concern at every other stage of a product’s delivery chain.”

Sudarshan added, “End-user attacks are the highest priority given that the
decentralisation of personal smart devices, whether they are wearables,
smartphones or personal computers, will make storage of end-user
credentials the most vulnerable to security attacks. Uniform security
protocols will not be implemented without significant standardisation of
operating systems and version updates.”

Biometric security will be the future of mobile security and Fintechs will
drive the expansion of biometric security. Biometric security protects an
individual’s financial data and reduces vulnerability to cyber fraud or
physical fraud as well as weak or misplaced passwords. Biometric security
will make the user themselves the strongest element in a security measure.
Frost & Sullivan anticipates that biometric authentication will be the
future of mobile security, with extensive biometric security features
developed or announced for implementation in all new smartphones over the
next 18 months.
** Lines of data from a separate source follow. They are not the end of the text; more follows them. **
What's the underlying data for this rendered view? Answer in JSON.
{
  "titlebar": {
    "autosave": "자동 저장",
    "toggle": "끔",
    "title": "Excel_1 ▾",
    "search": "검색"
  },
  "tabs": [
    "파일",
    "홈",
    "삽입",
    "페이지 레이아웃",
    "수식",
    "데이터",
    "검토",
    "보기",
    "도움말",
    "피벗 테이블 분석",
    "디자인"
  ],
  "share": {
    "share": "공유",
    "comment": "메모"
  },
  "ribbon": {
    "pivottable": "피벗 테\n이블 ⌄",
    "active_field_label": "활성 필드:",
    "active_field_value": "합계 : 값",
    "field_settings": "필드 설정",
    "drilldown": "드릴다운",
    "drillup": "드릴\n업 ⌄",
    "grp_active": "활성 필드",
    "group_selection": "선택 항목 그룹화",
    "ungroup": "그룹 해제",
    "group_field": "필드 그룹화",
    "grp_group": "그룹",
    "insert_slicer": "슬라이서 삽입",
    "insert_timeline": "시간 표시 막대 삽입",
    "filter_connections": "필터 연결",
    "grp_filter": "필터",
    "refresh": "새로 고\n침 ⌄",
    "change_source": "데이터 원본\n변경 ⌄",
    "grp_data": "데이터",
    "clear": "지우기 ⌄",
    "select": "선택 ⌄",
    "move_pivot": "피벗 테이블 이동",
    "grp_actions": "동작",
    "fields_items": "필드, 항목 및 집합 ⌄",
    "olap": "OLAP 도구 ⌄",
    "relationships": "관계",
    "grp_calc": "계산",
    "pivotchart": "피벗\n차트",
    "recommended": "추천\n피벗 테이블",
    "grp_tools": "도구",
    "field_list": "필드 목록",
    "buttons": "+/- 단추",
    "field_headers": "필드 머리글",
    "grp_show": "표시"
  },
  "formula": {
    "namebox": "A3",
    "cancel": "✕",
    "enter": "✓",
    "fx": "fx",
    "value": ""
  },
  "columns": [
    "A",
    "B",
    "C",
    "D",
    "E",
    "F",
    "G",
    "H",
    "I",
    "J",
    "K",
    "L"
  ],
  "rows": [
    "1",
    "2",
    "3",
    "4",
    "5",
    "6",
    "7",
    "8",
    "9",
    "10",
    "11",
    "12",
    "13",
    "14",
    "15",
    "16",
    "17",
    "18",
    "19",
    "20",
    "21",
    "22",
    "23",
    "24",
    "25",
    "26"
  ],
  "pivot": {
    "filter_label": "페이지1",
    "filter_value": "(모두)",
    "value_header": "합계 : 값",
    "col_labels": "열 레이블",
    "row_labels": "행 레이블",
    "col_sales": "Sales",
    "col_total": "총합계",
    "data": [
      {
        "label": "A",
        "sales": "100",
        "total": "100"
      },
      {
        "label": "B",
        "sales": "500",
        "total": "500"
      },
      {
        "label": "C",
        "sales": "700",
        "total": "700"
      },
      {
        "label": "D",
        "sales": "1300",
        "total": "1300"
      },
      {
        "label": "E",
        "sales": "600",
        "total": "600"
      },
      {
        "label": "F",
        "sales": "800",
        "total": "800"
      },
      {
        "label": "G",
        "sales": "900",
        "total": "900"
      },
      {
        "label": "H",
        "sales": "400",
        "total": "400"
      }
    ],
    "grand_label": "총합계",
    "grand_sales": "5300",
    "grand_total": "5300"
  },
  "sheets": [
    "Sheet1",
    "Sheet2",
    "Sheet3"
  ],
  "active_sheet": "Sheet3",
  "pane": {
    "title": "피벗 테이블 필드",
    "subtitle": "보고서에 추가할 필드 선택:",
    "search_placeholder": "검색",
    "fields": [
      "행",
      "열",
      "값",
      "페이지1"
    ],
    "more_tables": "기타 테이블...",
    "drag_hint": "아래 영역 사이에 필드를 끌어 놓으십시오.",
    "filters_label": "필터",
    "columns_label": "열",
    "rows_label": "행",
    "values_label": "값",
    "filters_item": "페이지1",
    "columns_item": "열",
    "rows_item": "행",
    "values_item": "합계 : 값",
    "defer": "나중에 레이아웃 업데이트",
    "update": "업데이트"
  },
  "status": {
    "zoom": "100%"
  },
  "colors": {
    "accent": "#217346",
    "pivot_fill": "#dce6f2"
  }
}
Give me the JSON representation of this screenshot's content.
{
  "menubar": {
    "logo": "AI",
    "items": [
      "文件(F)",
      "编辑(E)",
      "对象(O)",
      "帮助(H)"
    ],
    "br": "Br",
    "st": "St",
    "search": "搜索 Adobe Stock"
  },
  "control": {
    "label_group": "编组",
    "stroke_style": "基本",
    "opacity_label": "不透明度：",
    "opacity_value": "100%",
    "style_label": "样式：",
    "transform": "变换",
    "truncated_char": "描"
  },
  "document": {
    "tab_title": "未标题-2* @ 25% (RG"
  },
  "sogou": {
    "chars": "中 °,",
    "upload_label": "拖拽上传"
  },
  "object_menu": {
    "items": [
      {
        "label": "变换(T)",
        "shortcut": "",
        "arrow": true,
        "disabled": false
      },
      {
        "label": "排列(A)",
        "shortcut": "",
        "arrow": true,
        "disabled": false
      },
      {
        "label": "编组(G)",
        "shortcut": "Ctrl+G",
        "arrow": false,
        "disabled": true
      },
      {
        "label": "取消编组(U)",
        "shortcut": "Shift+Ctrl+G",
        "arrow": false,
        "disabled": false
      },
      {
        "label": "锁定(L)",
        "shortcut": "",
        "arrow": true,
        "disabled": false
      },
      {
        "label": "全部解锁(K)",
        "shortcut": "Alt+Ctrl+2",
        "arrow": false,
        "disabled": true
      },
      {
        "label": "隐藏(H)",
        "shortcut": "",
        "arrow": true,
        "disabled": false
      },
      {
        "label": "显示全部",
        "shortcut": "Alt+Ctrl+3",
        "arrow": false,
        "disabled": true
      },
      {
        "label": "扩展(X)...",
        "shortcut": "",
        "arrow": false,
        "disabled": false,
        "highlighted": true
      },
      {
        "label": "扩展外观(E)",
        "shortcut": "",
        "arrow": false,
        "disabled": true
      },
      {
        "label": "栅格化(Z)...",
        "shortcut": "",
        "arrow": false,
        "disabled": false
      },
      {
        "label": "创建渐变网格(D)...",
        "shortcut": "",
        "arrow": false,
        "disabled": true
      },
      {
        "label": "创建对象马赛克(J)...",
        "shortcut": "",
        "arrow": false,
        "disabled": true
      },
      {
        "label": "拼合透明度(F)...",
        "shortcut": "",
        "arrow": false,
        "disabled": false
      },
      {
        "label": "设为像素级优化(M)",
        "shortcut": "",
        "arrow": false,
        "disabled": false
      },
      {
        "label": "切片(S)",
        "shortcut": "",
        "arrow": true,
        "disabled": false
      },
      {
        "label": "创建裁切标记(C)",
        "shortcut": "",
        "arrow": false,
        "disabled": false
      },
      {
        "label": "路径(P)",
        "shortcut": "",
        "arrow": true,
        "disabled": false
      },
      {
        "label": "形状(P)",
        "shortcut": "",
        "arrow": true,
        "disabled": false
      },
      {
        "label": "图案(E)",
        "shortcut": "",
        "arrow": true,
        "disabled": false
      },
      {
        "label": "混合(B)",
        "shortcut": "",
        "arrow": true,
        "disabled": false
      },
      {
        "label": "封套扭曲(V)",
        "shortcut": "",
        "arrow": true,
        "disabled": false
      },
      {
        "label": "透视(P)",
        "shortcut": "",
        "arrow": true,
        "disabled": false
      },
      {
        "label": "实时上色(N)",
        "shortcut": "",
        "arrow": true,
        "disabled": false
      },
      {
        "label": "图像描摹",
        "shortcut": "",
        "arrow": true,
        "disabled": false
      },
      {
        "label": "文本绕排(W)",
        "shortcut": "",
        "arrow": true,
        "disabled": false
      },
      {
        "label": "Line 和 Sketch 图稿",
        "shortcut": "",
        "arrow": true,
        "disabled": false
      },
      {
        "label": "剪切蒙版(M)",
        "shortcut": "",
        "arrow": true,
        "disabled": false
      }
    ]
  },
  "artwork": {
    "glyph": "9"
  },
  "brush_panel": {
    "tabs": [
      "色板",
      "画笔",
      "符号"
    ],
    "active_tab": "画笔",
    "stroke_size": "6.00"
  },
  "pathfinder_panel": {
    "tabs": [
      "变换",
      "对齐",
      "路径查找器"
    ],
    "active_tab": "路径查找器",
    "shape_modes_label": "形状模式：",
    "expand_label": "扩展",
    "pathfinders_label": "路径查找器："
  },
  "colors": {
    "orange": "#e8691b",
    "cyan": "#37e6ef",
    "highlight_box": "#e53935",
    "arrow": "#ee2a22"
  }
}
Blockchain development for financial services has attracted various ICT
companies to develop blockchains with different revenue models. Some
companies have opted for a blockchain-as-a-service model, while others have
opted to sell cryptocurrencies. Audrey William, Head of Research, ICT
Practice, Frost & Sullivan Australia & New Zealand says, “ICT companies
involved in blockchain development include Ripple Labs with their direct
partnerships with international banks, and their Interledger project;
Microsoft and Ethereum with their EthBaaS, or Blockchain-as-a-Service
product; IBM working with Digital Asset Holdings, to develop Business Logic
Engines to embed blockchain technology into a business’s exiting
transaction systems and Intel is developing blockchain technology with
internal trials for the benefit of the Hyperledger Project.”

Analytics is one example of a software suite that is available to Fintechs
and established financial institutions. “The cloud computing capability of
Watson Analytics presents a possible model for other AI platforms aimed at
the financial services sector. AI hardware architecture is the foundation
for customised AI software, and Facebook’s Big Sur is an example of an AI
hardware architecture that allows Fintechs and established financial
institutions to build their own AI systems. Customised AI systems would
allow a range of AI solutions to compete in a market of “off-the-shelf” AI
Analytic packages,” stated William.

Data centre requirements will be unique for Fintech, and there will be huge
opportunities for data centre providers offering tailored co-location
services, managed hosting services and cloud storage. The rapid growth of
Fintech companies offering personal and business finance will present
opportunities for both wholesale and specialist data centre providers.

Telecommunications companies and system integrators have the opportunity to
offer managed services across security, cloud, data centre in areas such as
digital payments, blockchains, biometrics and artificial intelligence.